"It's not a human civilization and a machine civilization competing with each other," Kurzweil said. "It's a human-machine civilization that's already merged, and that merger is going to get more intimate."
Thrun, who will be giving a keynote address on winning the Darpa Grand Challenge, says the first 50 years of AI is just the prologue. "I think 200 years from now we are going to smile back and think of this era as blind and stumbling people who were trying to make progress but didn't know where to poke," he said.
Also see This Computer May Be Too Smart, about a computer that can analyze facial expressions to read their mood.
"NEUROMARKETING." Robinson also has gotten inquiries from online retailers and computer service providers, such as IBM, who envision tailoring their products to the emotional state of consumers. While surfing the Web, for instance, your computer could determine if you liked certain products and then modify content to your individual tastes or alter advertising to fit your mood.
The use of Robinson's emotionally aware technology to improve company sales represents the latest advance in neuromarketing—the study of the brain's response to marketing to measure consumer preferences. "Neuromarketing can help predict what products people are going to choose," said Dr. Gemma Calvert, director of Neurosense, a British consulting firm.
Another application for the mind-reading computer is as an "emotional hearing aid" to help people with autism and Asperger syndrome, who have difficulty reading others' emotions.

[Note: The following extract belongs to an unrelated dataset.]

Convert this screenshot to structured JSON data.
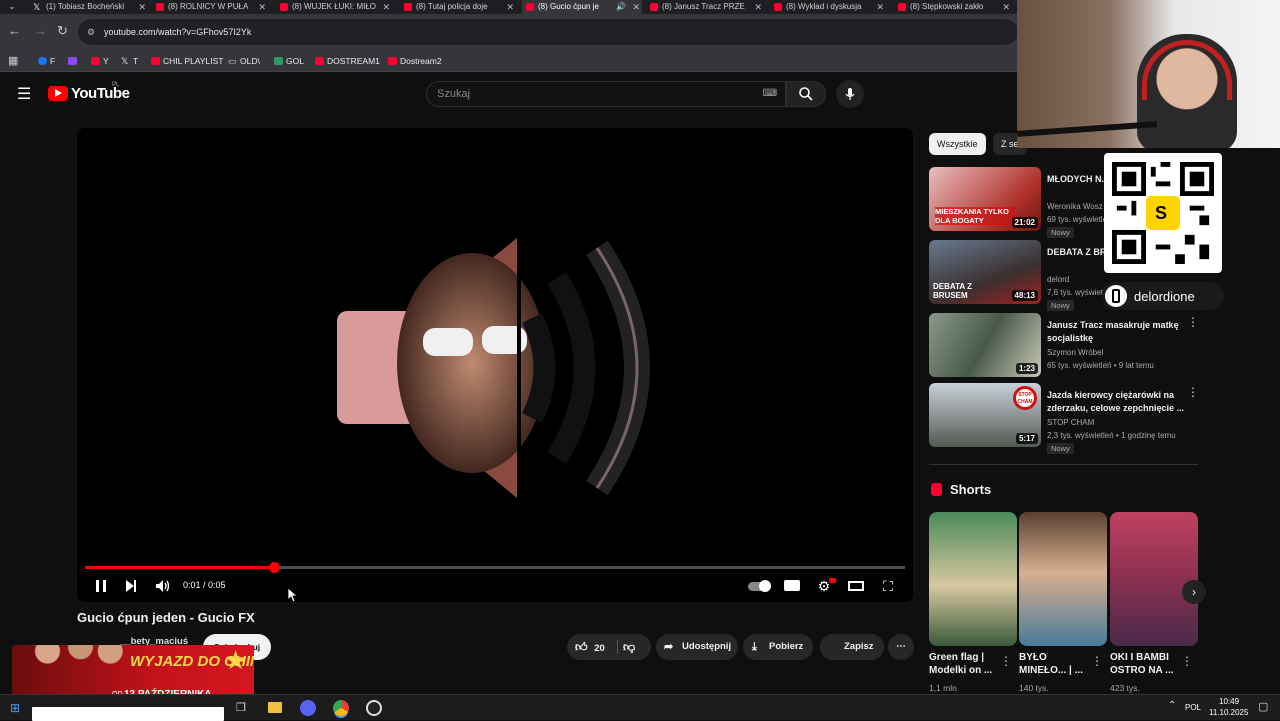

Robinson's MIT partners are designing a prototype headset that informs the wearer of people's moods, and are currently improving its accuracy by recording individuals' reactions to everyday events.